Task material:
▽
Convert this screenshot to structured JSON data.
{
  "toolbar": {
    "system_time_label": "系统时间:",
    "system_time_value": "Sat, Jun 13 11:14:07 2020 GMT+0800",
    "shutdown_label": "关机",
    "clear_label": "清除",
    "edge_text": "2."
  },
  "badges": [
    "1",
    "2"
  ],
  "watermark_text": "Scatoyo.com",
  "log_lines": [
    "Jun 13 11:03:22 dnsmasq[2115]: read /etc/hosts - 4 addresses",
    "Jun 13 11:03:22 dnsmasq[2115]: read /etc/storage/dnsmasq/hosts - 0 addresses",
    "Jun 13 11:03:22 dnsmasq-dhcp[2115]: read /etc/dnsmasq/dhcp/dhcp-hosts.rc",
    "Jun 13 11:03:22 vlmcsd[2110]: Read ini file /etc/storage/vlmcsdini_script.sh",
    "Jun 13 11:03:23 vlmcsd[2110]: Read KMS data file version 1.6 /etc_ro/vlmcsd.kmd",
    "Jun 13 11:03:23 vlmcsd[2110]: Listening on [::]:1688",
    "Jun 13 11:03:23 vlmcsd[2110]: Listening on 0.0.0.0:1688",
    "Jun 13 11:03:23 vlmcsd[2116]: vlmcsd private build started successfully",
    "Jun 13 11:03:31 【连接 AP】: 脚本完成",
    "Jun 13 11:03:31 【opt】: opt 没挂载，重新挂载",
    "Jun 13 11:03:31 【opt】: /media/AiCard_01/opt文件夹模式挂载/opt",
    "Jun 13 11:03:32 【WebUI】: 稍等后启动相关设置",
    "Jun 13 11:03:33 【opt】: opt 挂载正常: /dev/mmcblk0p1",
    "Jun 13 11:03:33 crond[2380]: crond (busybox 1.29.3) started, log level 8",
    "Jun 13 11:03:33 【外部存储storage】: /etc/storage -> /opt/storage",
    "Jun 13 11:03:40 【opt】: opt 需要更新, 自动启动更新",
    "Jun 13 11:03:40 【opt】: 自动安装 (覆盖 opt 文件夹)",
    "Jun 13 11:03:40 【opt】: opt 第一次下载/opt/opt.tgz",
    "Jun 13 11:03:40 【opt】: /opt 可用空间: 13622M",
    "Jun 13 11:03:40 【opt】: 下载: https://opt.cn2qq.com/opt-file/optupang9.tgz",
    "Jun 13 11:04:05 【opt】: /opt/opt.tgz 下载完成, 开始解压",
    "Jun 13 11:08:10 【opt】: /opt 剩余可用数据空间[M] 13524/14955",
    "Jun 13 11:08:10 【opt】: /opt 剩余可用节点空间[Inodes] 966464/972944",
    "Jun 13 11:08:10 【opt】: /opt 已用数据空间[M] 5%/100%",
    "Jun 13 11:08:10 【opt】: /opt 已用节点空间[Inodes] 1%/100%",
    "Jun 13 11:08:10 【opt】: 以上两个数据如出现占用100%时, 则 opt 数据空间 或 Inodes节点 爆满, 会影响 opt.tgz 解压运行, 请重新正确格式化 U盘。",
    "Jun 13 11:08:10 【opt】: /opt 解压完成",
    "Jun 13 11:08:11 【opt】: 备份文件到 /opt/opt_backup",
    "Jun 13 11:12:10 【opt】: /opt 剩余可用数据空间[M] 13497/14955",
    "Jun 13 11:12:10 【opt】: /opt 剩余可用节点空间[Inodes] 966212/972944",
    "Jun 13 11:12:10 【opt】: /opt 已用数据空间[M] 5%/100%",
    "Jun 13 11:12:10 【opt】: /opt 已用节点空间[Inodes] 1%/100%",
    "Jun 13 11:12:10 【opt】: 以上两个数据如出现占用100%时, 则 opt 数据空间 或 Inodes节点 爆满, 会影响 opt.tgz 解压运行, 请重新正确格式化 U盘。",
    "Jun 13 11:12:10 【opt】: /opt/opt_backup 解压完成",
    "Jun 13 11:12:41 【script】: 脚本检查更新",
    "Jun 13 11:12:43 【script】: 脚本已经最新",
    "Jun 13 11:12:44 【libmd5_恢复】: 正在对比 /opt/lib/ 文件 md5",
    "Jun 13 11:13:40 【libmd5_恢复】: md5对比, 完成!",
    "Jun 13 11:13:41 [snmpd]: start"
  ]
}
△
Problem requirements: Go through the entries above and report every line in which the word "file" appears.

Answer to this exercise:
    "Jun 13 11:03:22 vlmcsd[2110]: Read ini file /etc/storage/vlmcsdini_script.sh",
    "Jun 13 11:03:23 vlmcsd[2110]: Read KMS data file version 1.6 /etc_ro/vlmcsd.kmd",
    "Jun 13 11:03:40 【opt】: 下载: https://opt.cn2qq.com/opt-file/optupang9.tgz",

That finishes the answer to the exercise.